see-why.net A 188.8.131.52 14400s[/code]
So as you can see the webhost got failover nameserver (2 different IP) and the client website is hosted elsewhere not on the same server as nameserver. I try to dig the 2 nameserver but no data is found to point/direct me to 184.108.40.206
See that "A" record?
The name servers maintain "pointers" that tell a web browser or email program where to go to find the site. But not every name server has that "A" record; only your "ns1" and "ns2" name servers do.
You enter the domain name "see-why.net" in your browser. Your browser starts asking where the heck it is located, because it really needs the IP address, not the name of the site.
It starts with your local computer's HOSTS file, and then, if not found there, asks the next nearest name server on the Internet. That is usually your ISPs name server. If that name server doesn't know, it queries up the line, finally ending up at one of seven master name server computers. Somewhere along the line, one of the name servers will say "I don't know where that site is, but the authoritative name server

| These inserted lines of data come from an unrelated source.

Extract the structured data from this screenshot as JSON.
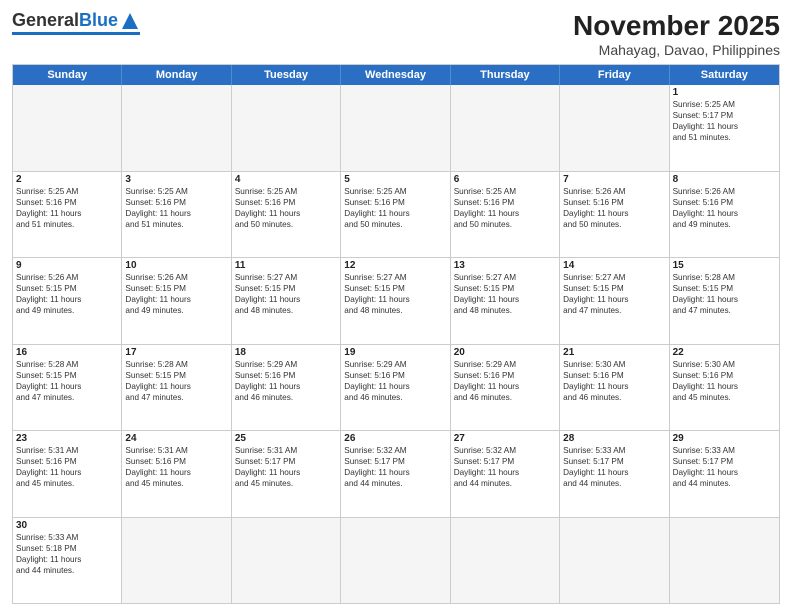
{
  "logo": {
    "general": "General",
    "blue": "Blue"
  },
  "title": "November 2025",
  "subtitle": "Mahayag, Davao, Philippines",
  "header_days": [
    "Sunday",
    "Monday",
    "Tuesday",
    "Wednesday",
    "Thursday",
    "Friday",
    "Saturday"
  ],
  "rows": [
    [
      {
        "day": "",
        "empty": true,
        "text": ""
      },
      {
        "day": "",
        "empty": true,
        "text": ""
      },
      {
        "day": "",
        "empty": true,
        "text": ""
      },
      {
        "day": "",
        "empty": true,
        "text": ""
      },
      {
        "day": "",
        "empty": true,
        "text": ""
      },
      {
        "day": "",
        "empty": true,
        "text": ""
      },
      {
        "day": "1",
        "empty": false,
        "text": "Sunrise: 5:25 AM\nSunset: 5:17 PM\nDaylight: 11 hours\nand 51 minutes."
      }
    ],
    [
      {
        "day": "2",
        "empty": false,
        "text": "Sunrise: 5:25 AM\nSunset: 5:16 PM\nDaylight: 11 hours\nand 51 minutes."
      },
      {
        "day": "3",
        "empty": false,
        "text": "Sunrise: 5:25 AM\nSunset: 5:16 PM\nDaylight: 11 hours\nand 51 minutes."
      },
      {
        "day": "4",
        "empty": false,
        "text": "Sunrise: 5:25 AM\nSunset: 5:16 PM\nDaylight: 11 hours\nand 50 minutes."
      },
      {
        "day": "5",
        "empty": false,
        "text": "Sunrise: 5:25 AM\nSunset: 5:16 PM\nDaylight: 11 hours\nand 50 minutes."
      },
      {
        "day": "6",
        "empty": false,
        "text": "Sunrise: 5:25 AM\nSunset: 5:16 PM\nDaylight: 11 hours\nand 50 minutes."
      },
      {
        "day": "7",
        "empty": false,
        "text": "Sunrise: 5:26 AM\nSunset: 5:16 PM\nDaylight: 11 hours\nand 50 minutes."
      },
      {
        "day": "8",
        "empty": false,
        "text": "Sunrise: 5:26 AM\nSunset: 5:16 PM\nDaylight: 11 hours\nand 49 minutes."
      }
    ],
    [
      {
        "day": "9",
        "empty": false,
        "text": "Sunrise: 5:26 AM\nSunset: 5:15 PM\nDaylight: 11 hours\nand 49 minutes."
      },
      {
        "day": "10",
        "empty": false,
        "text": "Sunrise: 5:26 AM\nSunset: 5:15 PM\nDaylight: 11 hours\nand 49 minutes."
      },
      {
        "day": "11",
        "empty": false,
        "text": "Sunrise: 5:27 AM\nSunset: 5:15 PM\nDaylight: 11 hours\nand 48 minutes."
      },
      {
        "day": "12",
        "empty": false,
        "text": "Sunrise: 5:27 AM\nSunset: 5:15 PM\nDaylight: 11 hours\nand 48 minutes."
      },
      {
        "day": "13",
        "empty": false,
        "text": "Sunrise: 5:27 AM\nSunset: 5:15 PM\nDaylight: 11 hours\nand 48 minutes."
      },
      {
        "day": "14",
        "empty": false,
        "text": "Sunrise: 5:27 AM\nSunset: 5:15 PM\nDaylight: 11 hours\nand 47 minutes."
      },
      {
        "day": "15",
        "empty": false,
        "text": "Sunrise: 5:28 AM\nSunset: 5:15 PM\nDaylight: 11 hours\nand 47 minutes."
      }
    ],
    [
      {
        "day": "16",
        "empty": false,
        "text": "Sunrise: 5:28 AM\nSunset: 5:15 PM\nDaylight: 11 hours\nand 47 minutes."
      },
      {
        "day": "17",
        "empty": false,
        "text": "Sunrise: 5:28 AM\nSunset: 5:15 PM\nDaylight: 11 hours\nand 47 minutes."
      },
      {
        "day": "18",
        "empty": false,
        "text": "Sunrise: 5:29 AM\nSunset: 5:16 PM\nDaylight: 11 hours\nand 46 minutes."
      },
      {
        "day": "19",
        "empty": false,
        "text": "Sunrise: 5:29 AM\nSunset: 5:16 PM\nDaylight: 11 hours\nand 46 minutes."
      },
      {
        "day": "20",
        "empty": false,
        "text": "Sunrise: 5:29 AM\nSunset: 5:16 PM\nDaylight: 11 hours\nand 46 minutes."
      },
      {
        "day": "21",
        "empty": false,
        "text": "Sunrise: 5:30 AM\nSunset: 5:16 PM\nDaylight: 11 hours\nand 46 minutes."
      },
      {
        "day": "22",
        "empty": false,
        "text": "Sunrise: 5:30 AM\nSunset: 5:16 PM\nDaylight: 11 hours\nand 45 minutes."
      }
    ],
    [
      {
        "day": "23",
        "empty": false,
        "text": "Sunrise: 5:31 AM\nSunset: 5:16 PM\nDaylight: 11 hours\nand 45 minutes."
      },
      {
        "day": "24",
        "empty": false,
        "text": "Sunrise: 5:31 AM\nSunset: 5:16 PM\nDaylight: 11 hours\nand 45 minutes."
      },
      {
        "day": "25",
        "empty": false,
        "text": "Sunrise: 5:31 AM\nSunset: 5:17 PM\nDaylight: 11 hours\nand 45 minutes."
      },
      {
        "day": "26",
        "empty": false,
        "text": "Sunrise: 5:32 AM\nSunset: 5:17 PM\nDaylight: 11 hours\nand 44 minutes."
      },
      {
        "day": "27",
        "empty": false,
        "text": "Sunrise: 5:32 AM\nSunset: 5:17 PM\nDaylight: 11 hours\nand 44 minutes."
      },
      {
        "day": "28",
        "empty": false,
        "text": "Sunrise: 5:33 AM\nSunset: 5:17 PM\nDaylight: 11 hours\nand 44 minutes."
      },
      {
        "day": "29",
        "empty": false,
        "text": "Sunrise: 5:33 AM\nSunset: 5:17 PM\nDaylight: 11 hours\nand 44 minutes."
      }
    ],
    [
      {
        "day": "30",
        "empty": false,
        "text": "Sunrise: 5:33 AM\nSunset: 5:18 PM\nDaylight: 11 hours\nand 44 minutes."
      },
      {
        "day": "",
        "empty": true,
        "text": ""
      },
      {
        "day": "",
        "empty": true,
        "text": ""
      },
      {
        "day": "",
        "empty": true,
        "text": ""
      },
      {
        "day": "",
        "empty": true,
        "text": ""
      },
      {
        "day": "",
        "empty": true,
        "text": ""
      },
      {
        "day": "",
        "empty": true,
        "text": ""
      }
    ]
  ]
}
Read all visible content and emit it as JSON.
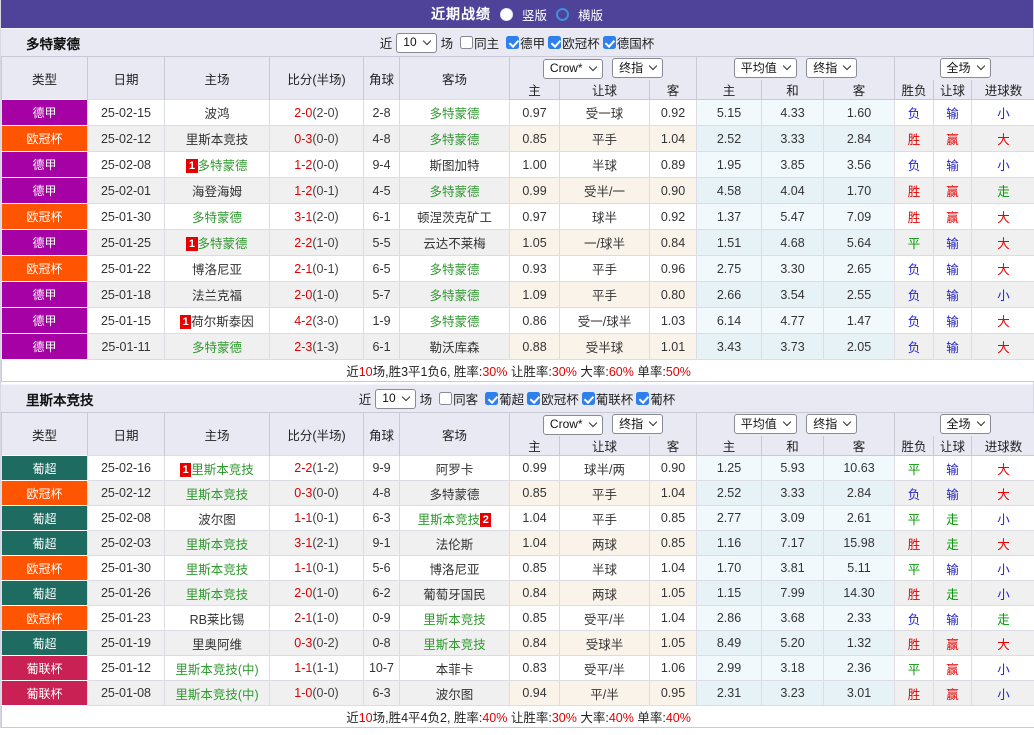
{
  "title_bar": {
    "title": "近期战绩",
    "options": [
      {
        "label": "竖版",
        "selected": true
      },
      {
        "label": "横版",
        "selected": false
      }
    ]
  },
  "table_headers": {
    "type": "类型",
    "date": "日期",
    "home": "主场",
    "score": "比分(半场)",
    "corner": "角球",
    "away": "客场",
    "odds_selects": [
      "Crow*",
      "终指"
    ],
    "avg_selects": [
      "平均值",
      "终指"
    ],
    "scope_select": "全场",
    "sub": [
      "主",
      "让球",
      "客",
      "主",
      "和",
      "客",
      "胜负",
      "让球",
      "进球数"
    ]
  },
  "league_colors": {
    "德甲": "#a501a5",
    "欧冠杯": "#ff5502",
    "葡超": "#1e6b62",
    "葡联杯": "#c92153"
  },
  "result_colors": {
    "r": "#e60000",
    "b": "#2323cc",
    "g": "#009900"
  },
  "sections": [
    {
      "team": "多特蒙德",
      "controls": {
        "prefix": "近",
        "count": "10",
        "suffix": "场",
        "same": {
          "label": "同主",
          "checked": false
        },
        "leagues": [
          {
            "label": "德甲",
            "checked": true
          },
          {
            "label": "欧冠杯",
            "checked": true
          },
          {
            "label": "德国杯",
            "checked": true
          }
        ]
      },
      "rows": [
        {
          "league": "德甲",
          "date": "25-02-15",
          "home": {
            "name": "波鸿",
            "green": false
          },
          "score": "2-0",
          "half": "(2-0)",
          "corner": "2-8",
          "away": {
            "name": "多特蒙德",
            "green": true
          },
          "crow": [
            "0.97",
            "受一球",
            "0.92"
          ],
          "avg": [
            "5.15",
            "4.33",
            "1.60"
          ],
          "res": [
            [
              "负",
              "b"
            ],
            [
              "输",
              "b"
            ],
            [
              "小",
              "b"
            ]
          ]
        },
        {
          "league": "欧冠杯",
          "date": "25-02-12",
          "home": {
            "name": "里斯本竞技",
            "green": false
          },
          "score": "0-3",
          "half": "(0-0)",
          "corner": "4-8",
          "away": {
            "name": "多特蒙德",
            "green": true
          },
          "crow": [
            "0.85",
            "平手",
            "1.04"
          ],
          "avg": [
            "2.52",
            "3.33",
            "2.84"
          ],
          "res": [
            [
              "胜",
              "r"
            ],
            [
              "赢",
              "r"
            ],
            [
              "大",
              "r"
            ]
          ]
        },
        {
          "league": "德甲",
          "date": "25-02-08",
          "home": {
            "name": "多特蒙德",
            "green": true,
            "badge": "1",
            "badge_pos": "before"
          },
          "score": "1-2",
          "half": "(0-0)",
          "corner": "9-4",
          "away": {
            "name": "斯图加特",
            "green": false
          },
          "crow": [
            "1.00",
            "半球",
            "0.89"
          ],
          "avg": [
            "1.95",
            "3.85",
            "3.56"
          ],
          "res": [
            [
              "负",
              "b"
            ],
            [
              "输",
              "b"
            ],
            [
              "小",
              "b"
            ]
          ]
        },
        {
          "league": "德甲",
          "date": "25-02-01",
          "home": {
            "name": "海登海姆",
            "green": false
          },
          "score": "1-2",
          "half": "(0-1)",
          "corner": "4-5",
          "away": {
            "name": "多特蒙德",
            "green": true
          },
          "crow": [
            "0.99",
            "受半/一",
            "0.90"
          ],
          "avg": [
            "4.58",
            "4.04",
            "1.70"
          ],
          "res": [
            [
              "胜",
              "r"
            ],
            [
              "赢",
              "r"
            ],
            [
              "走",
              "g"
            ]
          ]
        },
        {
          "league": "欧冠杯",
          "date": "25-01-30",
          "home": {
            "name": "多特蒙德",
            "green": true
          },
          "score": "3-1",
          "half": "(2-0)",
          "corner": "6-1",
          "away": {
            "name": "顿涅茨克矿工",
            "green": false
          },
          "crow": [
            "0.97",
            "球半",
            "0.92"
          ],
          "avg": [
            "1.37",
            "5.47",
            "7.09"
          ],
          "res": [
            [
              "胜",
              "r"
            ],
            [
              "赢",
              "r"
            ],
            [
              "大",
              "r"
            ]
          ]
        },
        {
          "league": "德甲",
          "date": "25-01-25",
          "home": {
            "name": "多特蒙德",
            "green": true,
            "badge": "1",
            "badge_pos": "before"
          },
          "score": "2-2",
          "half": "(1-0)",
          "corner": "5-5",
          "away": {
            "name": "云达不莱梅",
            "green": false
          },
          "crow": [
            "1.05",
            "一/球半",
            "0.84"
          ],
          "avg": [
            "1.51",
            "4.68",
            "5.64"
          ],
          "res": [
            [
              "平",
              "g"
            ],
            [
              "输",
              "b"
            ],
            [
              "大",
              "r"
            ]
          ]
        },
        {
          "league": "欧冠杯",
          "date": "25-01-22",
          "home": {
            "name": "博洛尼亚",
            "green": false
          },
          "score": "2-1",
          "half": "(0-1)",
          "corner": "6-5",
          "away": {
            "name": "多特蒙德",
            "green": true
          },
          "crow": [
            "0.93",
            "平手",
            "0.96"
          ],
          "avg": [
            "2.75",
            "3.30",
            "2.65"
          ],
          "res": [
            [
              "负",
              "b"
            ],
            [
              "输",
              "b"
            ],
            [
              "大",
              "r"
            ]
          ]
        },
        {
          "league": "德甲",
          "date": "25-01-18",
          "home": {
            "name": "法兰克福",
            "green": false
          },
          "score": "2-0",
          "half": "(1-0)",
          "corner": "5-7",
          "away": {
            "name": "多特蒙德",
            "green": true
          },
          "crow": [
            "1.09",
            "平手",
            "0.80"
          ],
          "avg": [
            "2.66",
            "3.54",
            "2.55"
          ],
          "res": [
            [
              "负",
              "b"
            ],
            [
              "输",
              "b"
            ],
            [
              "小",
              "b"
            ]
          ]
        },
        {
          "league": "德甲",
          "date": "25-01-15",
          "home": {
            "name": "荷尔斯泰因",
            "green": false,
            "badge": "1",
            "badge_pos": "before"
          },
          "score": "4-2",
          "half": "(3-0)",
          "corner": "1-9",
          "away": {
            "name": "多特蒙德",
            "green": true
          },
          "crow": [
            "0.86",
            "受一/球半",
            "1.03"
          ],
          "avg": [
            "6.14",
            "4.77",
            "1.47"
          ],
          "res": [
            [
              "负",
              "b"
            ],
            [
              "输",
              "b"
            ],
            [
              "大",
              "r"
            ]
          ]
        },
        {
          "league": "德甲",
          "date": "25-01-11",
          "home": {
            "name": "多特蒙德",
            "green": true
          },
          "score": "2-3",
          "half": "(1-3)",
          "corner": "6-1",
          "away": {
            "name": "勒沃库森",
            "green": false
          },
          "crow": [
            "0.88",
            "受半球",
            "1.01"
          ],
          "avg": [
            "3.43",
            "3.73",
            "2.05"
          ],
          "res": [
            [
              "负",
              "b"
            ],
            [
              "输",
              "b"
            ],
            [
              "大",
              "r"
            ]
          ]
        }
      ],
      "summary": [
        {
          "t": "近",
          "red": false
        },
        {
          "t": "10",
          "red": true
        },
        {
          "t": "场,胜3平1负6, 胜率:",
          "red": false
        },
        {
          "t": "30%",
          "red": true
        },
        {
          "t": " 让胜率:",
          "red": false
        },
        {
          "t": "30%",
          "red": true
        },
        {
          "t": " 大率:",
          "red": false
        },
        {
          "t": "60%",
          "red": true
        },
        {
          "t": " 单率:",
          "red": false
        },
        {
          "t": "50%",
          "red": true
        }
      ]
    },
    {
      "team": "里斯本竞技",
      "controls": {
        "prefix": "近",
        "count": "10",
        "suffix": "场",
        "same": {
          "label": "同客",
          "checked": false
        },
        "leagues": [
          {
            "label": "葡超",
            "checked": true
          },
          {
            "label": "欧冠杯",
            "checked": true
          },
          {
            "label": "葡联杯",
            "checked": true
          },
          {
            "label": "葡杯",
            "checked": true
          }
        ]
      },
      "rows": [
        {
          "league": "葡超",
          "date": "25-02-16",
          "home": {
            "name": "里斯本竞技",
            "green": true,
            "badge": "1",
            "badge_pos": "before"
          },
          "score": "2-2",
          "half": "(1-2)",
          "corner": "9-9",
          "away": {
            "name": "阿罗卡",
            "green": false
          },
          "crow": [
            "0.99",
            "球半/两",
            "0.90"
          ],
          "avg": [
            "1.25",
            "5.93",
            "10.63"
          ],
          "res": [
            [
              "平",
              "g"
            ],
            [
              "输",
              "b"
            ],
            [
              "大",
              "r"
            ]
          ]
        },
        {
          "league": "欧冠杯",
          "date": "25-02-12",
          "home": {
            "name": "里斯本竞技",
            "green": true
          },
          "score": "0-3",
          "half": "(0-0)",
          "corner": "4-8",
          "away": {
            "name": "多特蒙德",
            "green": false
          },
          "crow": [
            "0.85",
            "平手",
            "1.04"
          ],
          "avg": [
            "2.52",
            "3.33",
            "2.84"
          ],
          "res": [
            [
              "负",
              "b"
            ],
            [
              "输",
              "b"
            ],
            [
              "大",
              "r"
            ]
          ]
        },
        {
          "league": "葡超",
          "date": "25-02-08",
          "home": {
            "name": "波尔图",
            "green": false
          },
          "score": "1-1",
          "half": "(0-1)",
          "corner": "6-3",
          "away": {
            "name": "里斯本竞技",
            "green": true,
            "badge": "2",
            "badge_pos": "after"
          },
          "crow": [
            "1.04",
            "平手",
            "0.85"
          ],
          "avg": [
            "2.77",
            "3.09",
            "2.61"
          ],
          "res": [
            [
              "平",
              "g"
            ],
            [
              "走",
              "g"
            ],
            [
              "小",
              "b"
            ]
          ]
        },
        {
          "league": "葡超",
          "date": "25-02-03",
          "home": {
            "name": "里斯本竞技",
            "green": true
          },
          "score": "3-1",
          "half": "(2-1)",
          "corner": "9-1",
          "away": {
            "name": "法伦斯",
            "green": false
          },
          "crow": [
            "1.04",
            "两球",
            "0.85"
          ],
          "avg": [
            "1.16",
            "7.17",
            "15.98"
          ],
          "res": [
            [
              "胜",
              "r"
            ],
            [
              "走",
              "g"
            ],
            [
              "大",
              "r"
            ]
          ]
        },
        {
          "league": "欧冠杯",
          "date": "25-01-30",
          "home": {
            "name": "里斯本竞技",
            "green": true
          },
          "score": "1-1",
          "half": "(0-1)",
          "corner": "5-6",
          "away": {
            "name": "博洛尼亚",
            "green": false
          },
          "crow": [
            "0.85",
            "半球",
            "1.04"
          ],
          "avg": [
            "1.70",
            "3.81",
            "5.11"
          ],
          "res": [
            [
              "平",
              "g"
            ],
            [
              "输",
              "b"
            ],
            [
              "小",
              "b"
            ]
          ]
        },
        {
          "league": "葡超",
          "date": "25-01-26",
          "home": {
            "name": "里斯本竞技",
            "green": true
          },
          "score": "2-0",
          "half": "(1-0)",
          "corner": "6-2",
          "away": {
            "name": "葡萄牙国民",
            "green": false
          },
          "crow": [
            "0.84",
            "两球",
            "1.05"
          ],
          "avg": [
            "1.15",
            "7.99",
            "14.30"
          ],
          "res": [
            [
              "胜",
              "r"
            ],
            [
              "走",
              "g"
            ],
            [
              "小",
              "b"
            ]
          ]
        },
        {
          "league": "欧冠杯",
          "date": "25-01-23",
          "home": {
            "name": "RB莱比锡",
            "green": false
          },
          "score": "2-1",
          "half": "(1-0)",
          "corner": "0-9",
          "away": {
            "name": "里斯本竞技",
            "green": true
          },
          "crow": [
            "0.85",
            "受平/半",
            "1.04"
          ],
          "avg": [
            "2.86",
            "3.68",
            "2.33"
          ],
          "res": [
            [
              "负",
              "b"
            ],
            [
              "输",
              "b"
            ],
            [
              "走",
              "g"
            ]
          ]
        },
        {
          "league": "葡超",
          "date": "25-01-19",
          "home": {
            "name": "里奥阿维",
            "green": false
          },
          "score": "0-3",
          "half": "(0-2)",
          "corner": "0-8",
          "away": {
            "name": "里斯本竞技",
            "green": true
          },
          "crow": [
            "0.84",
            "受球半",
            "1.05"
          ],
          "avg": [
            "8.49",
            "5.20",
            "1.32"
          ],
          "res": [
            [
              "胜",
              "r"
            ],
            [
              "赢",
              "r"
            ],
            [
              "大",
              "r"
            ]
          ]
        },
        {
          "league": "葡联杯",
          "date": "25-01-12",
          "home": {
            "name": "里斯本竞技(中)",
            "green": true
          },
          "score": "1-1",
          "half": "(1-1)",
          "corner": "10-7",
          "away": {
            "name": "本菲卡",
            "green": false
          },
          "crow": [
            "0.83",
            "受平/半",
            "1.06"
          ],
          "avg": [
            "2.99",
            "3.18",
            "2.36"
          ],
          "res": [
            [
              "平",
              "g"
            ],
            [
              "赢",
              "r"
            ],
            [
              "小",
              "b"
            ]
          ]
        },
        {
          "league": "葡联杯",
          "date": "25-01-08",
          "home": {
            "name": "里斯本竞技(中)",
            "green": true
          },
          "score": "1-0",
          "half": "(0-0)",
          "corner": "6-3",
          "away": {
            "name": "波尔图",
            "green": false
          },
          "crow": [
            "0.94",
            "平/半",
            "0.95"
          ],
          "avg": [
            "2.31",
            "3.23",
            "3.01"
          ],
          "res": [
            [
              "胜",
              "r"
            ],
            [
              "赢",
              "r"
            ],
            [
              "小",
              "b"
            ]
          ]
        }
      ],
      "summary": [
        {
          "t": "近",
          "red": false
        },
        {
          "t": "10",
          "red": true
        },
        {
          "t": "场,胜4平4负2, 胜率:",
          "red": false
        },
        {
          "t": "40%",
          "red": true
        },
        {
          "t": " 让胜率:",
          "red": false
        },
        {
          "t": "30%",
          "red": true
        },
        {
          "t": " 大率:",
          "red": false
        },
        {
          "t": "40%",
          "red": true
        },
        {
          "t": " 单率:",
          "red": false
        },
        {
          "t": "40%",
          "red": true
        }
      ]
    }
  ]
}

for that site is at 'ns1.example.com' at IP xxx.xx.xx.xxx".
So the browser goes to that name server's IP address, and asks where the site is. That name server says "I have an A record right here that has the exact IP address! Go here!"
That "ns1" and "ns2" name server are the "authoritative name servers" for your site. Why not have your "A" record stored in each and every name server, so you don't have to go bouncing all over the Internet? Because of all that information you see in the name server record ... A records, CNAME records, MX records ... all of that information would have to be stored on each and every name server. That's thousands of times, all over the world.
Instead, each of the name servers simply points to the "authoritative name servers" where all the information is found. Because data transfers at nearly the speed of light, a distributed system like this makes sense.